## Task material
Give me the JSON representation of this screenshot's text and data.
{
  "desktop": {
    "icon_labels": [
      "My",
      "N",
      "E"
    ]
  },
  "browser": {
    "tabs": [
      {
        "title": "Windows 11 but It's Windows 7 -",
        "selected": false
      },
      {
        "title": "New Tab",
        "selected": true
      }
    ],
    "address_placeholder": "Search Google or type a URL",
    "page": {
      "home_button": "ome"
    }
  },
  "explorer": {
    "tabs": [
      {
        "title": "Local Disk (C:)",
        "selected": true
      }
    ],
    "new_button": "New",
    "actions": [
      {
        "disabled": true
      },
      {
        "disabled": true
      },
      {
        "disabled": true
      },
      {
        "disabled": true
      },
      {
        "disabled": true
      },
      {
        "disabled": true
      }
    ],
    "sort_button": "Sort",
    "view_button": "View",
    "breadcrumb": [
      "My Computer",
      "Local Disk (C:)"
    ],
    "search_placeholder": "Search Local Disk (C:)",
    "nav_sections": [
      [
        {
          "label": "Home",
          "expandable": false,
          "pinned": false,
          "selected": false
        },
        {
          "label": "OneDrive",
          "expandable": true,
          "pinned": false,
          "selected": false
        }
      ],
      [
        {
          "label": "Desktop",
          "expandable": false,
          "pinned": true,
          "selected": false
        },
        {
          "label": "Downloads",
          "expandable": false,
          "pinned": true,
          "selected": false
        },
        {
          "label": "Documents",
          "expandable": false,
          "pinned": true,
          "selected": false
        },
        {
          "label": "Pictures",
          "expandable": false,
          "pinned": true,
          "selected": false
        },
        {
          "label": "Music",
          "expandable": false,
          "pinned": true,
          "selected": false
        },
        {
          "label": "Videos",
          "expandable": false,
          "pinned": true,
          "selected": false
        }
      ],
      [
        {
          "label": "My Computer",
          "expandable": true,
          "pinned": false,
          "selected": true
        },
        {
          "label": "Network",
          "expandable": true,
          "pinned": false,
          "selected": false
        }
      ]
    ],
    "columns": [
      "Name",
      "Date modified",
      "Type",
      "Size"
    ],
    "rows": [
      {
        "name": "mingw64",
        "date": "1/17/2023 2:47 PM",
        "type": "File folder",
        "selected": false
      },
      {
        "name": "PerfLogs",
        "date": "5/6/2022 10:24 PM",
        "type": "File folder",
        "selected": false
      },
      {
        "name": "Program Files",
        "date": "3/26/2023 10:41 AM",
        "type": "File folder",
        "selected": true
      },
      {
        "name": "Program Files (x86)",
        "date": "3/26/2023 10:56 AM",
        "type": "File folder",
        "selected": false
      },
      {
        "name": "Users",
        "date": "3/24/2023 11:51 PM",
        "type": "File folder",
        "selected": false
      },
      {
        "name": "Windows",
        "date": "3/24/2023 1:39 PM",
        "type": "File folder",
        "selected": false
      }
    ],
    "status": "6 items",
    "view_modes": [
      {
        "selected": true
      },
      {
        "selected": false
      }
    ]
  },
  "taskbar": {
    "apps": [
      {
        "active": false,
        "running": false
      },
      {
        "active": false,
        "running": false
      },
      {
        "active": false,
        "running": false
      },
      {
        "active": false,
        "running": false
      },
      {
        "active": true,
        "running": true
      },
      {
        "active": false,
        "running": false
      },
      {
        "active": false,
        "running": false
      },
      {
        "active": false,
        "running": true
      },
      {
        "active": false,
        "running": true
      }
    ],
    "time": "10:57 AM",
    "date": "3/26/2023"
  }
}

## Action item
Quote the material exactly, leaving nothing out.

## Output of the exercise
Give me the JSON representation of this screenshot's text and data.
{
  "desktop": {
    "icon_labels": [
      "My",
      "N",
      "E"
    ]
  },
  "browser": {
    "tabs": [
      {
        "title": "Windows 11 but It's Windows 7 -",
        "selected": false
      },
      {
        "title": "New Tab",
        "selected": true
      }
    ],
    "address_placeholder": "Search Google or type a URL",
    "page": {
      "home_button": "ome"
    }
  },
  "explorer": {
    "tabs": [
      {
        "title": "Local Disk (C:)",
        "selected": true
      }
    ],
    "new_button": "New",
    "actions": [
      {
        "disabled": true
      },
      {
        "disabled": true
      },
      {
        "disabled": true
      },
      {
        "disabled": true
      },
      {
        "disabled": true
      },
      {
        "disabled": true
      }
    ],
    "sort_button": "Sort",
    "view_button": "View",
    "breadcrumb": [
      "My Computer",
      "Local Disk (C:)"
    ],
    "search_placeholder": "Search Local Disk (C:)",
    "nav_sections": [
      [
        {
          "label": "Home",
          "expandable": false,
          "pinned": false,
          "selected": false
        },
        {
          "label": "OneDrive",
          "expandable": true,
          "pinned": false,
          "selected": false
        }
      ],
      [
        {
          "label": "Desktop",
          "expandable": false,
          "pinned": true,
          "selected": false
        },
        {
          "label": "Downloads",
          "expandable": false,
          "pinned": true,
          "selected": false
        },
        {
          "label": "Documents",
          "expandable": false,
          "pinned": true,
          "selected": false
        },
        {
          "label": "Pictures",
          "expandable": false,
          "pinned": true,
          "selected": false
        },
        {
          "label": "Music",
          "expandable": false,
          "pinned": true,
          "selected": false
        },
        {
          "label": "Videos",
          "expandable": false,
          "pinned": true,
          "selected": false
        }
      ],
      [
        {
          "label": "My Computer",
          "expandable": true,
          "pinned": false,
          "selected": true
        },
        {
          "label": "Network",
          "expandable": true,
          "pinned": false,
          "selected": false
        }
      ]
    ],
    "columns": [
      "Name",
      "Date modified",
      "Type",
      "Size"
    ],
    "rows": [
      {
        "name": "mingw64",
        "date": "1/17/2023 2:47 PM",
        "type": "File folder",
        "selected": false
      },
      {
        "name": "PerfLogs",
        "date": "5/6/2022 10:24 PM",
        "type": "File folder",
        "selected": false
      },
      {
        "name": "Program Files",
        "date": "3/26/2023 10:41 AM",
        "type": "File folder",
        "selected": true
      },
      {
        "name": "Program Files (x86)",
        "date": "3/26/2023 10:56 AM",
        "type": "File folder",
        "selected": false
      },
      {
        "name": "Users",
        "date": "3/24/2023 11:51 PM",
        "type": "File folder",
        "selected": false
      },
      {
        "name": "Windows",
        "date": "3/24/2023 1:39 PM",
        "type": "File folder",
        "selected": false
      }
    ],
    "status": "6 items",
    "view_modes": [
      {
        "selected": true
      },
      {
        "selected": false
      }
    ]
  },
  "taskbar": {
    "apps": [
      {
        "active": false,
        "running": false
      },
      {
        "active": false,
        "running": false
      },
      {
        "active": false,
        "running": false
      },
      {
        "active": false,
        "running": false
      },
      {
        "active": true,
        "running": true
      },
      {
        "active": false,
        "running": false
      },
      {
        "active": false,
        "running": false
      },
      {
        "active": false,
        "running": true
      },
      {
        "active": false,
        "running": true
      }
    ],
    "time": "10:57 AM",
    "date": "3/26/2023"
  }
}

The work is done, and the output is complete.